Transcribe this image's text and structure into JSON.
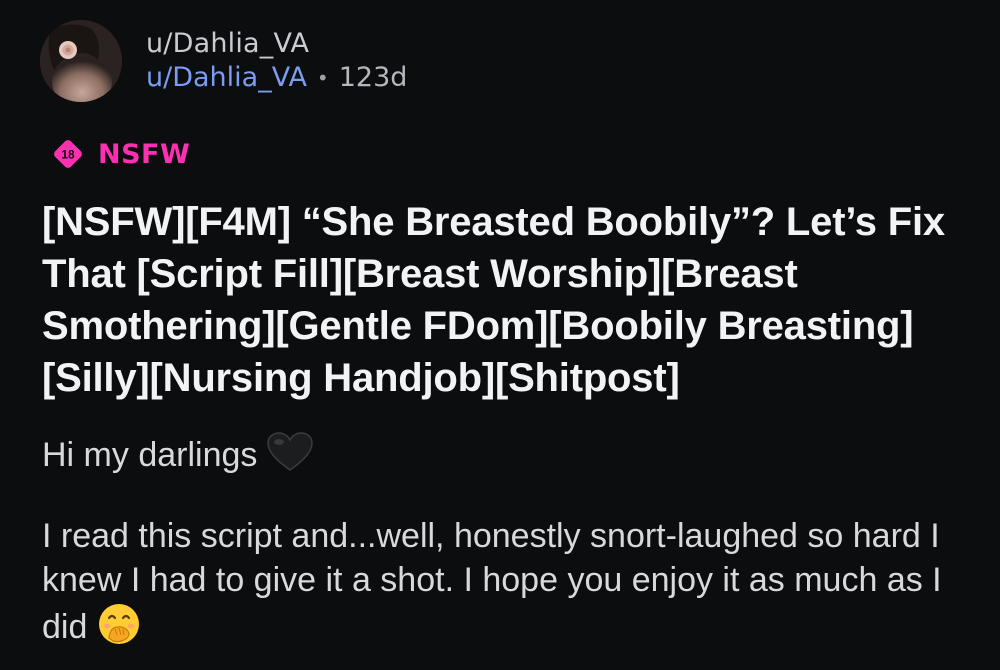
{
  "post": {
    "author_display": "u/Dahlia_VA",
    "author_link": "u/Dahlia_VA",
    "separator": "•",
    "age": "123d",
    "avatar_icon": "profile-avatar",
    "flair": {
      "badge_text": "18",
      "label": "NSFW",
      "color": "#ff2fb2"
    },
    "title": "[NSFW][F4M] “She Breasted Boobily”? Let’s Fix That [Script Fill][Breast Worship][Breast Smothering][Gentle FDom][Boobily Breasting][Silly][Nursing Handjob][Shitpost]",
    "body": {
      "paragraph_1": "Hi my darlings",
      "paragraph_1_emoji": "black-heart-icon",
      "paragraph_2": "I read this script and...well, honestly snort-laughed so hard I knew I had to give it a shot. I hope you enjoy it as much as I did",
      "paragraph_2_emoji": "face-with-hand-over-mouth-icon"
    }
  },
  "colors": {
    "background": "#0b0d0f",
    "link": "#7b9cf0",
    "nsfw": "#ff2fb2",
    "title": "#f1f3f4"
  }
}
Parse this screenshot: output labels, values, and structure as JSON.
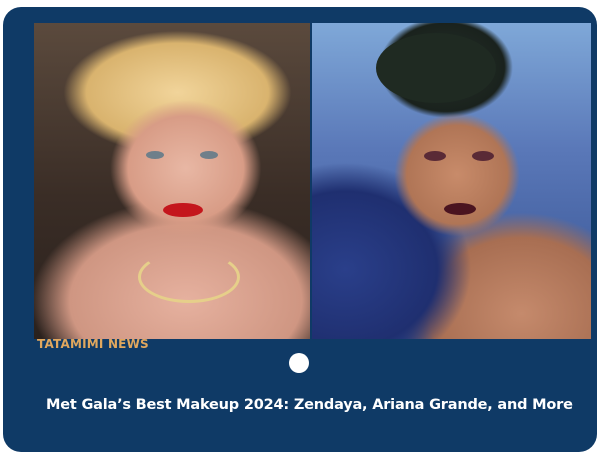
{
  "article": {
    "source": "TATAMIMI NEWS",
    "headline": "Met Gala’s Best Makeup 2024: Zendaya, Ariana Grande, and More",
    "images": [
      {
        "name": "left-photo",
        "subject": "blonde woman with bob hairstyle and red lipstick"
      },
      {
        "name": "right-photo",
        "subject": "woman with veiled hat and dark lipstick"
      }
    ]
  },
  "carousel": {
    "indicator": "dot"
  },
  "colors": {
    "card_background": "#0f3a66",
    "brand_text": "#e0a75e",
    "headline_text": "#ffffff",
    "indicator": "#ffffff"
  }
}
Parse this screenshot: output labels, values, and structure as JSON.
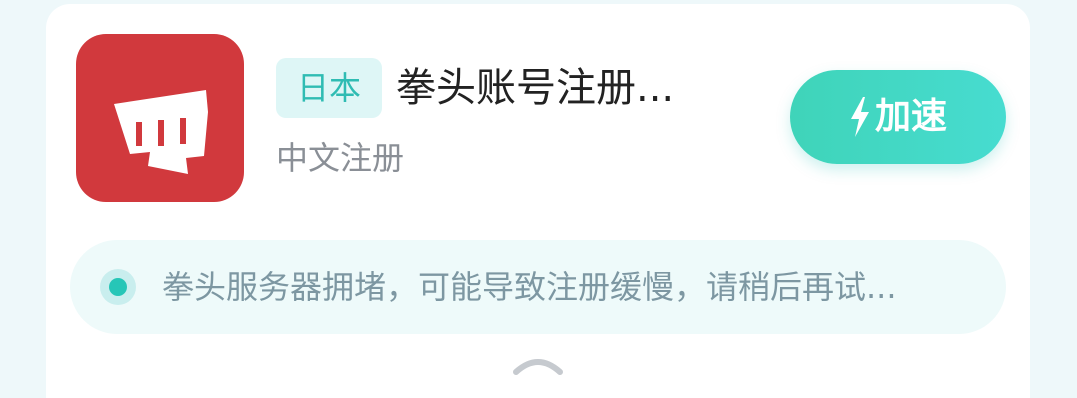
{
  "app": {
    "icon": "riot-fist-icon",
    "icon_color": "#d1393d"
  },
  "region_badge": "日本",
  "title": "拳头账号注册...",
  "subtitle": "中文注册",
  "accelerate_button": {
    "icon": "lightning-bolt-icon",
    "label": "加速",
    "color": "#3fd4b9"
  },
  "notice": {
    "icon": "status-dot-icon",
    "text": "拳头服务器拥堵，可能导致注册缓慢，请稍后再试..."
  },
  "collapse_icon": "chevron-up-icon"
}
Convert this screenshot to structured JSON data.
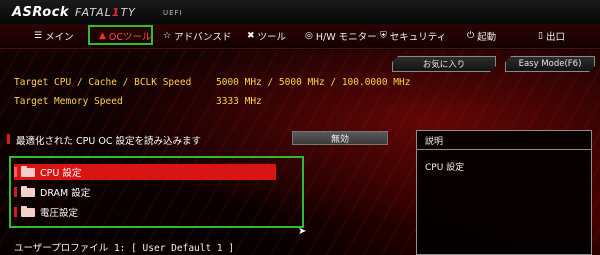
{
  "header": {
    "brand": "ASRock",
    "product_prefix": "FATAL",
    "product_mid": "1",
    "product_suffix": "TY",
    "uefi": "UEFI"
  },
  "tabs": [
    {
      "label": "メイン",
      "icon": "list-icon",
      "active": false
    },
    {
      "label": "OCツール",
      "icon": "flame-icon",
      "active": true
    },
    {
      "label": "アドバンスド",
      "icon": "star-icon",
      "active": false
    },
    {
      "label": "ツール",
      "icon": "tools-icon",
      "active": false
    },
    {
      "label": "H/W モニター",
      "icon": "monitor-icon",
      "active": false
    },
    {
      "label": "セキュリティ",
      "icon": "shield-icon",
      "active": false
    },
    {
      "label": "起動",
      "icon": "power-icon",
      "active": false
    },
    {
      "label": "出口",
      "icon": "exit-icon",
      "active": false
    }
  ],
  "buttons": {
    "favorites": "お気に入り",
    "easy_mode": "Easy Mode(F6)"
  },
  "info": {
    "cpu_label": "Target CPU / Cache / BCLK Speed",
    "cpu_value": "5000 MHz / 5000 MHz / 100.0000 MHz",
    "mem_label": "Target Memory Speed",
    "mem_value": "3333 MHz"
  },
  "optimized": {
    "label": "最適化された CPU OC 設定を読み込みます",
    "value": "無効"
  },
  "menu": [
    {
      "label": "CPU 設定",
      "selected": true
    },
    {
      "label": "DRAM 設定",
      "selected": false
    },
    {
      "label": "電圧設定",
      "selected": false
    }
  ],
  "profile": "ユーザープロファイル 1: [ User Default 1 ]",
  "description": {
    "title": "説明",
    "text": "CPU 設定"
  },
  "colors": {
    "accent_red": "#d81414",
    "info_yellow": "#ffd24a",
    "highlight_green": "#2fbd2f"
  }
}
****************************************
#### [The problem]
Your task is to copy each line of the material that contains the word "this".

#### [Written response]
Transcribe this image's text and structure into JSON.
      "paragraph_2": "I read this script and...well, honestly snort-laughed so hard I knew I had to give it a shot. I hope you enjoy it as much as I did",
Parse this screenshot: output labels, values, and structure as JSON.
Parse this screenshot: output labels, values, and structure as JSON.
Convert this screenshot to structured JSON data.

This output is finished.